When all’s said and done, there’s nothing better than going to a rock show.
Coming off of a Grammy nomination for their track “Moaning Lisa Smile” and winning the 2018 Mercury Prize, it goes without saying that Wolf Alice is a powerful force in alternative rock. Their current US tour comes as support for their latest record, Blue Weekend, an eleven-track powerhouse of an album filled to the brim with masterful songwriting, grunge-y riffs, and punching vocals. More than halfway through an almost completely sold-out national tour, the four-piece band featuring lead vocalist and guitarist Ellie Rowsell, guitarist Joff Oddie, bassist Theo Ellis, and drummer Joel Amey took the stage in front of a packed crowd at Paradise Rock Club in Boston, MA.
The show kicked off with a set from Bria, a new project from the talents of Bria Salmena and Duncan Hay Jennings of FRIGS (as well as Orville Peck’s touring band). While the set itself was relatively laid-back and reflective, Bria wasted no time in showing the packed audience exactly who they are. Their set was primarily focused on their newest release, Cuntry Covers Vol. 1, a selection of cover songs from classic singers and songwriters that Bria have re-worked to fit their own gentle and hazy style. The dreamy, lingering guitar melodies and leisurely southern twang of Salmena’s vocals had the audience swaying at ease from start to finish.
I feel like it’s an understatement to say Wolf Alice puts on a great live show. Even before the show had begun, a handful of audience members assured me that I was in for an amazing set. Squished up and comfortably lost in the crowd, I watched Wolf Alice take the stage, embraced by an astounding roar from the crowd around me. The group immediately brought out the big guns, opening their set with the thundering bass, classic rock guitar, and airy choruses of “Smile”, and keeping that unrelenting energy throughout the night. The more traditionally alternative rock tracks melted into occasional breaks for more chilled, reflected vocals and instrumentation in deeper songs like “Lipstick on the Glass” and “Delicious Things”.
Their set melded two halves of the group’s back catalog, bringing more tame indie-pop to break up the frenetic rock tracks filled with unmistakable basslines and cutting vocals.
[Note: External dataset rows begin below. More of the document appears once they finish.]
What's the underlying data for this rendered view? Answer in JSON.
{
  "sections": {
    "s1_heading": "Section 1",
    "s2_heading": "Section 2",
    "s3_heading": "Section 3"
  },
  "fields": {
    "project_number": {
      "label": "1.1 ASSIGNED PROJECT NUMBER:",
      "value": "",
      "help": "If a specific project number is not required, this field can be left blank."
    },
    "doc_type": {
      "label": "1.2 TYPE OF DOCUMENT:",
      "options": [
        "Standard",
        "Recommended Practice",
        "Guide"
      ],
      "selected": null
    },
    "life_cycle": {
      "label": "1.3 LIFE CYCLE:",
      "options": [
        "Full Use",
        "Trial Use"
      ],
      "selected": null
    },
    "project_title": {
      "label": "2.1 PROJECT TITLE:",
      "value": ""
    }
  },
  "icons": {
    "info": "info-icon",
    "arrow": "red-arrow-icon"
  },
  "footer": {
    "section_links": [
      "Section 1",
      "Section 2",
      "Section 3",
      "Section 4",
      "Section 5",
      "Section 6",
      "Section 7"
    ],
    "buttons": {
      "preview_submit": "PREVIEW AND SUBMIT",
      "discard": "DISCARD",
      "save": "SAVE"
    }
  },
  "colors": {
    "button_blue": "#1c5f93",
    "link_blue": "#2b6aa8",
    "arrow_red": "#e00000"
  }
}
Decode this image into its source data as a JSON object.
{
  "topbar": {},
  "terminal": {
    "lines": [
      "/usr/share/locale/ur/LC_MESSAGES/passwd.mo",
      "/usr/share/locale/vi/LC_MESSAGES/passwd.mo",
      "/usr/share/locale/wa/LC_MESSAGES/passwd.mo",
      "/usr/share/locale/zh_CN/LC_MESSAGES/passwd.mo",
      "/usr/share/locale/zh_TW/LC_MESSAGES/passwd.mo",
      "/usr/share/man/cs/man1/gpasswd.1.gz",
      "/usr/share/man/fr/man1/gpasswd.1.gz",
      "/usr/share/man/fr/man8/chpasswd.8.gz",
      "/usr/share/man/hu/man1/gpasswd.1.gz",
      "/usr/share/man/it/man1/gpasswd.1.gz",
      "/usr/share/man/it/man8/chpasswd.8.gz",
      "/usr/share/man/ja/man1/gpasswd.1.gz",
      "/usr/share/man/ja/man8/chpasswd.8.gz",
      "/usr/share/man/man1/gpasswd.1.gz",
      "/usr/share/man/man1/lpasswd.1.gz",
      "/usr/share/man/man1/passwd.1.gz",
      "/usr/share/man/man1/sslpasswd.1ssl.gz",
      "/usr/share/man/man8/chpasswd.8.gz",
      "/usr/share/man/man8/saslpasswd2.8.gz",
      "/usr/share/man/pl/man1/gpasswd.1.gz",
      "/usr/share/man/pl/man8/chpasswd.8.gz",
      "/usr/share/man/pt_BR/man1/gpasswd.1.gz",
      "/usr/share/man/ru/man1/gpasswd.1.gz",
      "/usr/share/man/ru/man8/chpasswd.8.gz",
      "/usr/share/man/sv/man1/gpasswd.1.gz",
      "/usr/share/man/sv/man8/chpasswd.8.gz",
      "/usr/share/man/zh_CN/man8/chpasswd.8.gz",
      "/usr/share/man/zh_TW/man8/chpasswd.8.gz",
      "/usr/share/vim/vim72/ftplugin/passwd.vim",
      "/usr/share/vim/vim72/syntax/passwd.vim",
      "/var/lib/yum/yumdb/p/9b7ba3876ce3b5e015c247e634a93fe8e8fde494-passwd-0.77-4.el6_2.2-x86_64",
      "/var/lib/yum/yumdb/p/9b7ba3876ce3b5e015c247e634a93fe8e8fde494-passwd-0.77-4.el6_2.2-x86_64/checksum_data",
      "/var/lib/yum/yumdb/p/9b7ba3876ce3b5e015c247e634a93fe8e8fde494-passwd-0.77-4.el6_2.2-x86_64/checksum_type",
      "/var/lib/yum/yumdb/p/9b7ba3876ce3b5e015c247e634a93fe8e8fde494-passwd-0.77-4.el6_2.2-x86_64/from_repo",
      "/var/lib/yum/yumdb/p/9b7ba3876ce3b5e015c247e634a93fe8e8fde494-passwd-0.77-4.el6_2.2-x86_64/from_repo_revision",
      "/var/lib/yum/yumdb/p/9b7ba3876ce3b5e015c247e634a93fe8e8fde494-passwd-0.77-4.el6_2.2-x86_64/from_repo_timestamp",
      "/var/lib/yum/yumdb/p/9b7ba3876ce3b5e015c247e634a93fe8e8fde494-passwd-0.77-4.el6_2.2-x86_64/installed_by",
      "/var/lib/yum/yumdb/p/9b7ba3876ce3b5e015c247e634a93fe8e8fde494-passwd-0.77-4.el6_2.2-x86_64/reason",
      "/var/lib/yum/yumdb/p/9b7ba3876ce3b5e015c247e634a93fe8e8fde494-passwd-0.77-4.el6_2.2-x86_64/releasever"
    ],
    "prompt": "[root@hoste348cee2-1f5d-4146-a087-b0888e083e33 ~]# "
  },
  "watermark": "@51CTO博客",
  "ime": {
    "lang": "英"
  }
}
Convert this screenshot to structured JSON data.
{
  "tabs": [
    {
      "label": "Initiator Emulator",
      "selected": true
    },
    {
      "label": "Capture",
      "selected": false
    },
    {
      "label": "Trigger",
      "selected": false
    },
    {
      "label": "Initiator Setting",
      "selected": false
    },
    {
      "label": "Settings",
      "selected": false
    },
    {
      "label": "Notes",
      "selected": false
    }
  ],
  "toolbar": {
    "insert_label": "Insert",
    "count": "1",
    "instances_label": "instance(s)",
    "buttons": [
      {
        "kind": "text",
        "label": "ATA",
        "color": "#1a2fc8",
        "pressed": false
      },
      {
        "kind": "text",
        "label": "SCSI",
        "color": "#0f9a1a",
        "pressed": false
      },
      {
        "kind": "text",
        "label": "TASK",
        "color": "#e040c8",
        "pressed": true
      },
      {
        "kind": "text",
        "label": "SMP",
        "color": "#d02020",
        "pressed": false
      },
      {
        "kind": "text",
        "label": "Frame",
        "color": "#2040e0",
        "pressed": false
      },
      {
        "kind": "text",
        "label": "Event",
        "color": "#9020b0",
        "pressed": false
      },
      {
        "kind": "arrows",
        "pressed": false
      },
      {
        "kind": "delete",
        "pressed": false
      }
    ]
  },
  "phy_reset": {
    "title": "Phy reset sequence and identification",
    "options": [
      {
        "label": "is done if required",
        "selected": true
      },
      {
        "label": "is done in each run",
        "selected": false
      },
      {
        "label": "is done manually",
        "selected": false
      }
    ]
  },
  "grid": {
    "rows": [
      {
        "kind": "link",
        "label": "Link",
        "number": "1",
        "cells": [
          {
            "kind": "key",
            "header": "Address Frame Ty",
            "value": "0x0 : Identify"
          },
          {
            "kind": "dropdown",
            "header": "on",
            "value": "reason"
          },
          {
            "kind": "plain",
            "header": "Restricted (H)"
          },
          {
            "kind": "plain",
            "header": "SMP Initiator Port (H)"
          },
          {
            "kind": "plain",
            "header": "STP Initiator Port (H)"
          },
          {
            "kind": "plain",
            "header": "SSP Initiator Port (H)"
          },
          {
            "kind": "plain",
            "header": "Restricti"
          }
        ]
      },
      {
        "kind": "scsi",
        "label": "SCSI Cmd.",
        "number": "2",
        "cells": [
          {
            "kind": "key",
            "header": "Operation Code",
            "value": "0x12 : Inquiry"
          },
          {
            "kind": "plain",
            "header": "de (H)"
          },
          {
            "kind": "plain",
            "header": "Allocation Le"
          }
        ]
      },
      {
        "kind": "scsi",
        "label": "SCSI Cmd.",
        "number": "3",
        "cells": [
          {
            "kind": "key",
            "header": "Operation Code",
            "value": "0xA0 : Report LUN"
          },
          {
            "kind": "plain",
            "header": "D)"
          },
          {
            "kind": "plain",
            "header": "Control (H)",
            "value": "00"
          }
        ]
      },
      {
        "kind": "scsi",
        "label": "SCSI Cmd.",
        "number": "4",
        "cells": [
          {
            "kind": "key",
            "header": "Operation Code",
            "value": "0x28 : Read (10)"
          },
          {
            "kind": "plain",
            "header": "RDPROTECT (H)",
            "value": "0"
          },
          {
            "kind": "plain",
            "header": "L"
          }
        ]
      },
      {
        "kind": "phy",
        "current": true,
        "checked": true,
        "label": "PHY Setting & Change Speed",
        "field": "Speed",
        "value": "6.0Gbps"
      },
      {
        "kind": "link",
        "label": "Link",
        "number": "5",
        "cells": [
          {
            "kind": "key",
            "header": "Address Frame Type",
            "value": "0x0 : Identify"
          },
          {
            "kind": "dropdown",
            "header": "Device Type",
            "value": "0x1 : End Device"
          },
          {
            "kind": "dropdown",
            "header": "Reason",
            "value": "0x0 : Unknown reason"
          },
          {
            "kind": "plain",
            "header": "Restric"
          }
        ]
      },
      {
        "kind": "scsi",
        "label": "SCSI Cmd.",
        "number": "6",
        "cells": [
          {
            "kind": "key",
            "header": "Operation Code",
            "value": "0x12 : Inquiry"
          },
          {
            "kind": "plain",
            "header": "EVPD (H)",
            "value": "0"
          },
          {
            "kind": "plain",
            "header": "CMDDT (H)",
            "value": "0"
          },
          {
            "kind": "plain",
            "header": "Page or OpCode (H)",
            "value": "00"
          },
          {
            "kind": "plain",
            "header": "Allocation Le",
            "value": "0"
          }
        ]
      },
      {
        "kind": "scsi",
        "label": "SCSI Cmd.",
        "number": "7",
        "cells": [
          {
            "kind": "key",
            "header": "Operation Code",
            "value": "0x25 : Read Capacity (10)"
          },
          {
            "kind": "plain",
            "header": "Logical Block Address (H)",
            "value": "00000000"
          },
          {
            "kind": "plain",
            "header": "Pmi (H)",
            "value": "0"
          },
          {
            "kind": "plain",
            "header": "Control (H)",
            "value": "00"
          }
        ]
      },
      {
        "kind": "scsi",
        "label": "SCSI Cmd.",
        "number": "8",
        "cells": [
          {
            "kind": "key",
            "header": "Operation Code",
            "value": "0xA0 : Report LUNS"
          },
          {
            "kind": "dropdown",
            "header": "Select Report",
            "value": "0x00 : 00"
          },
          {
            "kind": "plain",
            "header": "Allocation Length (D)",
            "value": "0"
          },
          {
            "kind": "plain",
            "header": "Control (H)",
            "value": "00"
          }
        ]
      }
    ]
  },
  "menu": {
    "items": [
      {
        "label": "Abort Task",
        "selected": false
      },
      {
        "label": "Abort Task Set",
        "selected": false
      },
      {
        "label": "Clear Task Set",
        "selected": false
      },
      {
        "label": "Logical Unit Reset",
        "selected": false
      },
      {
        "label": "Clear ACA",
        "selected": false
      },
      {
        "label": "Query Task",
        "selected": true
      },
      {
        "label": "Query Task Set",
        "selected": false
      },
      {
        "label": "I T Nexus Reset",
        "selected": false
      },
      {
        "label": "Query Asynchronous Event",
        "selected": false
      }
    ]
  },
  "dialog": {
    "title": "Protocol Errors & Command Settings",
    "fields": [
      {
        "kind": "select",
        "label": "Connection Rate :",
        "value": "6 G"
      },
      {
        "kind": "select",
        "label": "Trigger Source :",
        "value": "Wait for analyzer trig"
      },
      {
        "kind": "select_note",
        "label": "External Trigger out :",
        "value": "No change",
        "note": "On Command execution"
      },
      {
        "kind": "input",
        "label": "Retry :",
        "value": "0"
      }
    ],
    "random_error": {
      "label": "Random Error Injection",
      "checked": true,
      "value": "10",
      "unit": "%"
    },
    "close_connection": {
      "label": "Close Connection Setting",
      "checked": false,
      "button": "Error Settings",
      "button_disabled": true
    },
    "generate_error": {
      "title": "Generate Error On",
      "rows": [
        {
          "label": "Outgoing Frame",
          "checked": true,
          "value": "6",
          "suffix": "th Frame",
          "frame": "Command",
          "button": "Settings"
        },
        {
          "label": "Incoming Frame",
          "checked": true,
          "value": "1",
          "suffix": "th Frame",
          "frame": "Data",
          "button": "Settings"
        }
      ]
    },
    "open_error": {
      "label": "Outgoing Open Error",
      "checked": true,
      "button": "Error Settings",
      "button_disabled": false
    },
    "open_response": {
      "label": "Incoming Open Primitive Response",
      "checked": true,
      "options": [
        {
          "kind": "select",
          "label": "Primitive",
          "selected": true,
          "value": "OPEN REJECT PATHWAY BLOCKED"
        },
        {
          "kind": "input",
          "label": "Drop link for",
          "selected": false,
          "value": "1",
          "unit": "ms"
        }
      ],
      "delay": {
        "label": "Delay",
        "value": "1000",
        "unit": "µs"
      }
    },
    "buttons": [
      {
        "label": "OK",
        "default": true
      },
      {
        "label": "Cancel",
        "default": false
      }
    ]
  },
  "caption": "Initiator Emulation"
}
Songs like “Safe From Heartbreak (If I Never Fall in Love)” had the crowd enraptured and singing the chorus back to them, while “Play the Greatest Hits” and “Giant Peach” gave me all the old-school grunge I could want with echoing vocals and hard rock instrumentals. It’s safe to say the set was packed with crowd pleasers as well, with songs like “How Can I Make It Okay”, “Bros”, and “The Last Man on Earth” sprinkled throughout. Though I really hate to be that person, they’re somehow even better live than I could have expected.
All in all, Wolf Alice proved that they are a force to be reckoned with in rock and roll. Sentimental lyrics and an effortless cool combine to create the undeniable magnetism Wolf Alice has on stage. After witnessing their live performance, I can say with confidence that Wolf Alice is the next big thing in indie alternative; their trip across the pond has opened a door into the dynamic and energetic future of the genre, and the only way to go is up.